No need to argue anymore.
The Mayor’s Office has made it official. The project, whose go-live date has been delayed by more than a year, will need $10.5 million more at a time when the city can hardly afford a couple of hundred thousand dollars to pick up trash along our scenic beaches.
That’s the bad news. The good news? The Mayor’s Office made representatives from SAP available for a briefing. SAP is the company now in charge of implementing its own software and it’s pretty clear the company does not want to let this thing spiral out of control. It wants municipalities all around the country to implement its software. If this one fails, well, let’s just say the company’s reputation is on the line.
And a project that was once treated like a side hassle for city management is now front and center. SAP appears to have shown Chief Operating Officer Jay Goldstone and his deputies exactly the type of structure they need to make sure decisions on this project are made and made well.
All of this is good. Except, of course, the $10.5 million extra it’s going to cost us.
The mayor and his staff have decided that we should borrow most of that money.
In order to pay off those loans over seven years, it will cost us about $630,000 a year from the city’s general fund and $530,000 a year from other funds.
The mayor would like us to feel reasonably confident that is as painful as it will get.
I asked the assembled officials and businessmen why residents should feel better about the project now. Goldstone, the man in charge of all the city’s operations, said the city had put in place the right leadership, the right focus, the right expectations and the right team in place to get it done.
And most importantly, he said, none of the project’s managers are treating it like a side project. There are people in charge who have nothing more important to do than make sure it gets done.
This is a big deal. Even when Greg Levin, the city’s comptroller, was in charge of the project, he was also tasked with pushing through the back log of the city’s comprehensive annual financial report. This has been the case with all the managers of the effort.
When you do that, when you put someone in charge of a project but then you give them arguably more important assignments, you can’t be upset if the make it less of a priority — if important decisions are delayed or avoided and things fall behind.
This is what they appear to have identified. I asked if it was also beneficial now to have people with technical backgrounds in charge. Debra Bond and Nader Tirandazi are overseeing Wild ERP’s implementation and both have experience working on technical issues.
“It doesn’t matter if it’s an IT person or not working on it,” Goldstone said. “It’s having the people with the right skill set and being able to have them devoted to the project.”
The officials said they expect the city’s finances to all be working with the ERP system by July and most other systems will fall into place shortly after that.

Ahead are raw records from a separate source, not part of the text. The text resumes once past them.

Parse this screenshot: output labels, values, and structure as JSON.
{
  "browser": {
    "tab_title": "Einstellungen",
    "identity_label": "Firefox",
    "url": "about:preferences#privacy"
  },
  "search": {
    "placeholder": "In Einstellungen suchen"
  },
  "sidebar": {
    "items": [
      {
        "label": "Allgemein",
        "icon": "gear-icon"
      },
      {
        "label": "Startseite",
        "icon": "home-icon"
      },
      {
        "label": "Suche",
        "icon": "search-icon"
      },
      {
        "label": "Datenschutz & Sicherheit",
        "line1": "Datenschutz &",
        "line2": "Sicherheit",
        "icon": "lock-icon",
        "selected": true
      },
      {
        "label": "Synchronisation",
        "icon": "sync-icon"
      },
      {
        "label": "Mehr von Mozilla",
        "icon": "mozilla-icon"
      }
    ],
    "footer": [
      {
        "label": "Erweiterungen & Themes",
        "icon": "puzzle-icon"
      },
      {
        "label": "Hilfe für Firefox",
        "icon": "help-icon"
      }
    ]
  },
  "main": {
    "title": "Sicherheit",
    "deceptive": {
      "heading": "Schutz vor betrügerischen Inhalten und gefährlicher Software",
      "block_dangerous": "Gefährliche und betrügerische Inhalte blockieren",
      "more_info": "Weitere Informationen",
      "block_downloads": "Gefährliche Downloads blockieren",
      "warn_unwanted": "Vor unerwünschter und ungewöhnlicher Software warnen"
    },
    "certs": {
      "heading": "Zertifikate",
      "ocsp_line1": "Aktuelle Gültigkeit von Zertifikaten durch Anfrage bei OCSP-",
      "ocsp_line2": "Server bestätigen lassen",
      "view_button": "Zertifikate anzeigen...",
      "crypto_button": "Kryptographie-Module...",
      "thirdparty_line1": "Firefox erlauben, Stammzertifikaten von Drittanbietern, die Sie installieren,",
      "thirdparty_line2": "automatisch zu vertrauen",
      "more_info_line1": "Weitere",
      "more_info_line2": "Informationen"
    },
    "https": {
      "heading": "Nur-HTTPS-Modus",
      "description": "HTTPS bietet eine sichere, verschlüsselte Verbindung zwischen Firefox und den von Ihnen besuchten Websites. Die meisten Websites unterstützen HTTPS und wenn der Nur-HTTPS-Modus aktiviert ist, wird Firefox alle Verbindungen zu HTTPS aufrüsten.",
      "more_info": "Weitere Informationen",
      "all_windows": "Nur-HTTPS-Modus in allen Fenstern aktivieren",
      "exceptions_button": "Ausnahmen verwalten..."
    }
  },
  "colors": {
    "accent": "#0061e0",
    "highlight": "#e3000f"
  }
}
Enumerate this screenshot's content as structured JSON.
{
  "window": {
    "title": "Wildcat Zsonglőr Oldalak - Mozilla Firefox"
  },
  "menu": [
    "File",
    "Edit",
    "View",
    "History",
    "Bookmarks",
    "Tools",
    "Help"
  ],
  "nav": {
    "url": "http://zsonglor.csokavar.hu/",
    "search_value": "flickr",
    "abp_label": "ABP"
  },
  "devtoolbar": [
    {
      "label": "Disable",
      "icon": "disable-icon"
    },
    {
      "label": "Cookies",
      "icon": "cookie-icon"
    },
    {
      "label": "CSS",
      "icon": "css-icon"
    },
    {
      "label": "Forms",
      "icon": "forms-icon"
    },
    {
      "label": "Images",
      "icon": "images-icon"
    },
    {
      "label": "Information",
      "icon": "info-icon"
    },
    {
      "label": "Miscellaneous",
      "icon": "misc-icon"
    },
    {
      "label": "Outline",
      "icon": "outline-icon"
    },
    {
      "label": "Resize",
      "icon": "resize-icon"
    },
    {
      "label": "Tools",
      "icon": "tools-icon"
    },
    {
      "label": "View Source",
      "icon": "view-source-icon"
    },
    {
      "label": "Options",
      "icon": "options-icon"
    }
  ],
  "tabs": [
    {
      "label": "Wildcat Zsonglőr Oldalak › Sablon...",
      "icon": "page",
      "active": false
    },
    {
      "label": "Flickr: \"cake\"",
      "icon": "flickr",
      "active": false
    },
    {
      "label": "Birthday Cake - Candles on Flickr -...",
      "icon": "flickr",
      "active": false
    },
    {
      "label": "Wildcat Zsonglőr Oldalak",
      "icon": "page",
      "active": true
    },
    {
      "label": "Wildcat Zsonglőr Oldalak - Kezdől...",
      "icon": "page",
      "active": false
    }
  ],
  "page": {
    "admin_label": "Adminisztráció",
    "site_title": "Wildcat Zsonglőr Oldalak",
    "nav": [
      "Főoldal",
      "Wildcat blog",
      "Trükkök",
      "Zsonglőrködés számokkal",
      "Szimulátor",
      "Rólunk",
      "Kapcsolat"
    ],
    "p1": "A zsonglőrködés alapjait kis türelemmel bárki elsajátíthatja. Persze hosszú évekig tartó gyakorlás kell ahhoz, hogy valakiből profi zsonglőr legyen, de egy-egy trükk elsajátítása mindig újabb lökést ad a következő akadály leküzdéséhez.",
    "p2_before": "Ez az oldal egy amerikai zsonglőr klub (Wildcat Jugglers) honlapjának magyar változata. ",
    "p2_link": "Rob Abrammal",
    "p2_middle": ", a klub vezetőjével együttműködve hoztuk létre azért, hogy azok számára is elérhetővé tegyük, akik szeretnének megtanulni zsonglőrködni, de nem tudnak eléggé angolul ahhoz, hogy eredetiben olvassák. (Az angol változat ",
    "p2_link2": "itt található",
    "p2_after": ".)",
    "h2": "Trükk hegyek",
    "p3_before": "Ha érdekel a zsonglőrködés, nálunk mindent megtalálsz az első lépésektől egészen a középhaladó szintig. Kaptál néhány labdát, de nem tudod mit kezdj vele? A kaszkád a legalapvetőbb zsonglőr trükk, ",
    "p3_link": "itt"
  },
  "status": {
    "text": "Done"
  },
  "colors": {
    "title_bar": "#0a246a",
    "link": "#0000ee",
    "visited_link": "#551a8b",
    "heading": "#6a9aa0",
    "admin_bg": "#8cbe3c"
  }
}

Will this thing work out under the current leadership without going over budget or past deadlines again? I’m not sure. But you can tell the city is now serious about it. You can tell SAP is serious about it. It’s a top priority they don’t appear willing to let fail.
That’s certainly a step in the right direction.